No matter how important the men in our lives are, and they are, they cannot replace the role of other women in our lives. It is a biological impossibility. Women need other women to work out who they are and what they want to be, and in particular, to work out how they process aggression, envy and eroticism. When these aspects of the self are repudiated, they continue to manifest in women’s lives through bodily experiences — from not being satisfied with their appearance to not being able to enjoy sexuality, and everything in between. In search of validation, women might turn to the male gaze as objects of desire, like Marilyn did. Or they might hold other women up as a mirror that reflects the “ideal” so they become the object of envy, jealousy and competitiveness-precisely what happened to Monroe. What circulated between Marilyn and other women was an unresolved image of woman. An image that many women struggle with. Marilyn’s public image reflected a masculine desire for an innocent yet sexy woman who did not bring any complexity along with her sexuality. “In fact,” Monroe is quoted as saying toward the end of her career, “my popularity seems almost entirely a masculine phenomenon.” Despite the fact that she played to it, Monroe disliked Hollywood’s promotion of her as a sex symbol, and she was explicit about the sexual exploitation that accompanied her career, as well as the history of sexual abuse that was part of her childhood. She spoke up and made it possible for many women to begin to speak about similar abuses.
Like many women of her generation, Marilyn sought to live out her idea of the woman she wanted to be through the men she chose as husbands. First there was the merchant marine James Dougherty, who saved her from yet another foster home when she was only 16. Then came Joe DiMaggio, the homespun jock who softened her image with the promise of the American dream, and finally there was Arthur Miller the intellectual who provided proof that she was in fact, more than a sex symbol. With Miller, Marilyn attempted to have a child, but becoming a mother was not to be for her. Monroe continued to struggle with her image and the woman she was and wanted to be throughout her short life. Along the way she was betrayed many times, by the men in her life, by the media and the press, by her psychoanalysts, and, sadly to say, by women who did not want to see themselves in her and disowned her. I like to think that she would have fared better in the post-feminism era.

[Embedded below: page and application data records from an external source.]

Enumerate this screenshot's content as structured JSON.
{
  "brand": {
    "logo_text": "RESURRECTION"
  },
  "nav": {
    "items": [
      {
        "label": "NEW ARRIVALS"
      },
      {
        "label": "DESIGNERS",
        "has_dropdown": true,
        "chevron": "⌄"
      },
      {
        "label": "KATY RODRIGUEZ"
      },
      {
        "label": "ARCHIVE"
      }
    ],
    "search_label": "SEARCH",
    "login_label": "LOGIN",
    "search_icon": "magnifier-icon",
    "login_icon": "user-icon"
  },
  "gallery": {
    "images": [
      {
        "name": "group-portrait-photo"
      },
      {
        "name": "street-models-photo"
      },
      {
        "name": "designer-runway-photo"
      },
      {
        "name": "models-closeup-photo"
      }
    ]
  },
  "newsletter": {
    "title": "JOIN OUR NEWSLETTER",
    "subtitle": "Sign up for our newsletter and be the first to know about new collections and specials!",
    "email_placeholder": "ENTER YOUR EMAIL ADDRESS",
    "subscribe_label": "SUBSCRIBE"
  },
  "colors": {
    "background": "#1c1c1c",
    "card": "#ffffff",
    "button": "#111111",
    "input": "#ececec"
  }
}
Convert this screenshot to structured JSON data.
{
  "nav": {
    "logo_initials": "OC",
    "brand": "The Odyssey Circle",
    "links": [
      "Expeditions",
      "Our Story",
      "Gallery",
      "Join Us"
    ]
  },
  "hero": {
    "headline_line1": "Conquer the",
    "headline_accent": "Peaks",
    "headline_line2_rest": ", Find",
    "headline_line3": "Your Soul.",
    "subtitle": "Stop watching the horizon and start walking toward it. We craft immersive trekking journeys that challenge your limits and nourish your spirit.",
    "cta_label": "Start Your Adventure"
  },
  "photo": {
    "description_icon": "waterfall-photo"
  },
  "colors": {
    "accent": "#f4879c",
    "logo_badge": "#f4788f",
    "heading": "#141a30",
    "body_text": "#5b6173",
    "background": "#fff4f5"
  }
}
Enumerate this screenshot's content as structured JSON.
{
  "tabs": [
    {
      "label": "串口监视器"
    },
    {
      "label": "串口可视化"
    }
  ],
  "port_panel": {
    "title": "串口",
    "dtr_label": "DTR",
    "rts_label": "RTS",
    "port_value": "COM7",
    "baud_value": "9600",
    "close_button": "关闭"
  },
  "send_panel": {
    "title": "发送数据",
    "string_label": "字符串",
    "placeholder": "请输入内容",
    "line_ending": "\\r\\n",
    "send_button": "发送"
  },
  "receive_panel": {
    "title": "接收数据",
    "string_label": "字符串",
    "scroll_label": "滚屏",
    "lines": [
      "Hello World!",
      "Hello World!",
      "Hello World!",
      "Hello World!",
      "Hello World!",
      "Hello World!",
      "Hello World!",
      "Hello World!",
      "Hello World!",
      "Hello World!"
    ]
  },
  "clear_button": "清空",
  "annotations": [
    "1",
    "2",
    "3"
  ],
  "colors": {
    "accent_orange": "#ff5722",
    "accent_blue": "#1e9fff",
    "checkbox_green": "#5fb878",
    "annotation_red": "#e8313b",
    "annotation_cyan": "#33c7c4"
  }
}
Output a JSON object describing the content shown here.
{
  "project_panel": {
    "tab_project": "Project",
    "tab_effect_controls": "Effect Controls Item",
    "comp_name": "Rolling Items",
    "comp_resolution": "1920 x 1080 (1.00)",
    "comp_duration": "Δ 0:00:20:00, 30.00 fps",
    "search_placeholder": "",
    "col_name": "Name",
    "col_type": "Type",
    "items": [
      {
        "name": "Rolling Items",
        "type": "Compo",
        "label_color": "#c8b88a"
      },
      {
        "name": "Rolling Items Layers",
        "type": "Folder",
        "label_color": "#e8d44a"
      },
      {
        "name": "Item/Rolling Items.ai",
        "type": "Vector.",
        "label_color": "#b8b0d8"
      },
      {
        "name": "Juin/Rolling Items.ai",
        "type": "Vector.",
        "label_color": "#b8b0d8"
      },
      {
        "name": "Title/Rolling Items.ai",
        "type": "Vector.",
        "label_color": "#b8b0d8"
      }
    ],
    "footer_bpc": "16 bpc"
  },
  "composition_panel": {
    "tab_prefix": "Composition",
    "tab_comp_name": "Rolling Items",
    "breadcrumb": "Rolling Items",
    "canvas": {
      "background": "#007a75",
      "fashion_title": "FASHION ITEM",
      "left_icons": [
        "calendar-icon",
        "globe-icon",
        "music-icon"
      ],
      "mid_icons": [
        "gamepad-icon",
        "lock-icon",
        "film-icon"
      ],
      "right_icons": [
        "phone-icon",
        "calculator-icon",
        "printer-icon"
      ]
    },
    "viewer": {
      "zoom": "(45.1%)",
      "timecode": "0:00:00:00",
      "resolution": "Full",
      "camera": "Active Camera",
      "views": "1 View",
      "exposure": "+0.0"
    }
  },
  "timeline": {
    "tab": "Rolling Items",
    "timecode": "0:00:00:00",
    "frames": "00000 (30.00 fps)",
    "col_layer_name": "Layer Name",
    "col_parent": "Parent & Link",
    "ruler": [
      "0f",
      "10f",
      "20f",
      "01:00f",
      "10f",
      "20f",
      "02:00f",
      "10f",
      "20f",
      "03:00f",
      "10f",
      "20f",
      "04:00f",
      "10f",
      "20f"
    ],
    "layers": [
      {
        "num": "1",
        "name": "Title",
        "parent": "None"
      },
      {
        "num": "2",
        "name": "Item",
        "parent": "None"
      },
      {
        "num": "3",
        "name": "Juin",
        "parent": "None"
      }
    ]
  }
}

Marilyn’s story is still relevant today because women continue to struggle with the same issues despite that there are more possibilities to who and what we can be, when and if one can use the space and possibility to become a woman. Monroe’s trajectory as a woman mirrors the construction of WOMAN, and its many embodied and socio-cultural meanings. As women we are always negotiating between daughter and self, child and woman, as we articulate our subjectivity. Feminine sexuality and subjectivity require other women in order to be elaborated and understood. Despite the glamour and furor that surrounded her, Marilyn Monroe was a woman in search of herself, a woman in process – a woman like you and I.